I understand there are risks in all aspects of investing.
I was just wondering if there was a greater risk of a fat tail with a larger allocation to stocks.
For example, If you have a 100% equity portfolio with a standard deviation of 20 versus a 50/50 portfolio with a standard deviation of 8, wouldn't it seem that the fat tail impact would be less (perhaps much less) in the 50/50 portfolio ?
To the extent that Bonds are safer than Stocks the answer seems to me to be yes.
Sure, no allocation is without risk. It does not follow that all portfolios have the same degree of risk.
"Fat tail" often has the direct meaning that the underlying distribution is not as nice as a Gaussian (Normal) distribution, but I don't think that is quite your question, so I would drop that word.
But even sticking with Gaussian plus black swans, if bonds are less subject to black swans than stocks, a bond heavy portfolio is less subject to black swans than a stock heavy one.
Unless I misunderstand the question, this is totally accepted wisdom and underlies such rules of thumb as "age in bonds" (among others). It also means that simple Gaussian (mean and standard deviation) examples like the one you gave miss the important issue here).
Mean and standard deviation examples offer only very simple and incomplete understanding, which is what I think some of the first replies are getting at. (though if I am wrong the posters will let me know.
Added, while typing my post several more appeared above, and my reference to first replies does not include them.

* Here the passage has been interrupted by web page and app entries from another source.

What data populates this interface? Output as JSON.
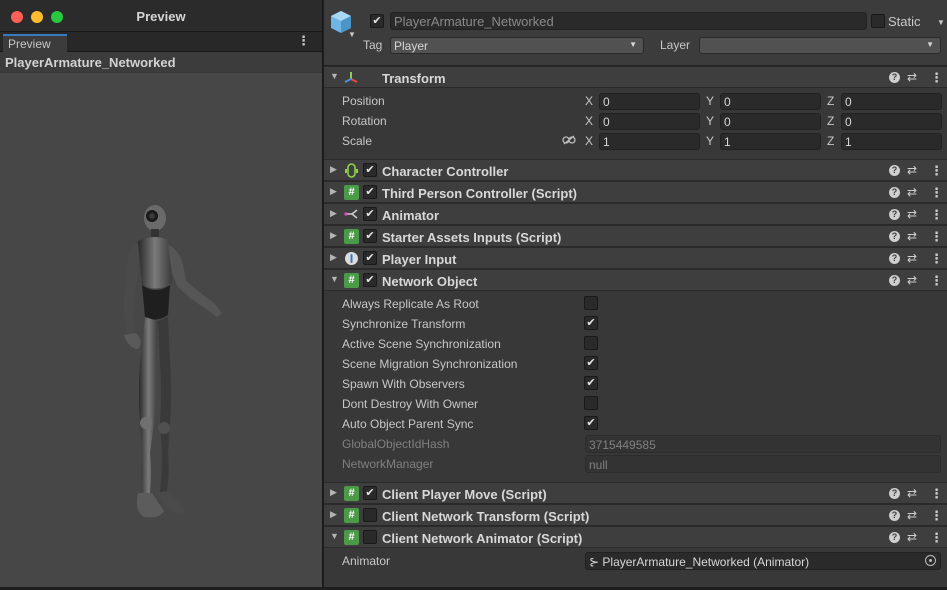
{
  "preview": {
    "window_title": "Preview",
    "tab_label": "Preview",
    "object_name": "PlayerArmature_Networked"
  },
  "inspector": {
    "gameobject_name": "PlayerArmature_Networked",
    "active": true,
    "static_label": "Static",
    "static": false,
    "tag_label": "Tag",
    "tag_value": "Player",
    "layer_label": "Layer",
    "layer_value": ""
  },
  "transform": {
    "title": "Transform",
    "position_label": "Position",
    "rotation_label": "Rotation",
    "scale_label": "Scale",
    "position": {
      "x": "0",
      "y": "0",
      "z": "0"
    },
    "rotation": {
      "x": "0",
      "y": "0",
      "z": "0"
    },
    "scale": {
      "x": "1",
      "y": "1",
      "z": "1"
    },
    "axis_x": "X",
    "axis_y": "Y",
    "axis_z": "Z"
  },
  "components": {
    "character_controller": {
      "title": "Character Controller",
      "enabled": true,
      "icon": "character-controller-icon"
    },
    "third_person_controller": {
      "title": "Third Person Controller (Script)",
      "enabled": true,
      "icon": "script-icon"
    },
    "animator": {
      "title": "Animator",
      "enabled": true,
      "icon": "animator-icon"
    },
    "starter_assets_inputs": {
      "title": "Starter Assets Inputs (Script)",
      "enabled": true,
      "icon": "script-icon"
    },
    "player_input": {
      "title": "Player Input",
      "enabled": true,
      "icon": "player-input-icon"
    },
    "network_object": {
      "title": "Network Object",
      "enabled": true,
      "icon": "script-icon"
    },
    "client_player_move": {
      "title": "Client Player Move (Script)",
      "enabled": true,
      "icon": "script-icon"
    },
    "client_network_transform": {
      "title": "Client Network Transform (Script)",
      "enabled": false,
      "icon": "script-icon"
    },
    "client_network_animator": {
      "title": "Client Network Animator (Script)",
      "enabled": false,
      "icon": "script-icon"
    }
  },
  "network_object_props": {
    "always_replicate_as_root": {
      "label": "Always Replicate As Root",
      "checked": false
    },
    "synchronize_transform": {
      "label": "Synchronize Transform",
      "checked": true
    },
    "active_scene_sync": {
      "label": "Active Scene Synchronization",
      "checked": false
    },
    "scene_migration_sync": {
      "label": "Scene Migration Synchronization",
      "checked": true
    },
    "spawn_with_observers": {
      "label": "Spawn With Observers",
      "checked": true
    },
    "dont_destroy_with_owner": {
      "label": "Dont Destroy With Owner",
      "checked": false
    },
    "auto_object_parent_sync": {
      "label": "Auto Object Parent Sync",
      "checked": true
    },
    "global_object_id_hash": {
      "label": "GlobalObjectIdHash",
      "value": "3715449585"
    },
    "network_manager": {
      "label": "NetworkManager",
      "value": "null"
    }
  },
  "client_network_animator_props": {
    "animator_label": "Animator",
    "animator_value": "PlayerArmature_Networked (Animator)"
  },
  "colors": {
    "script_icon": "#4b9a47",
    "tab_accent": "#3a79bb",
    "panel_bg": "#383838"
  }
}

We live a world with knowledge of the future markets has less than one significant figure. And people will still and always demand answers to three significant digits.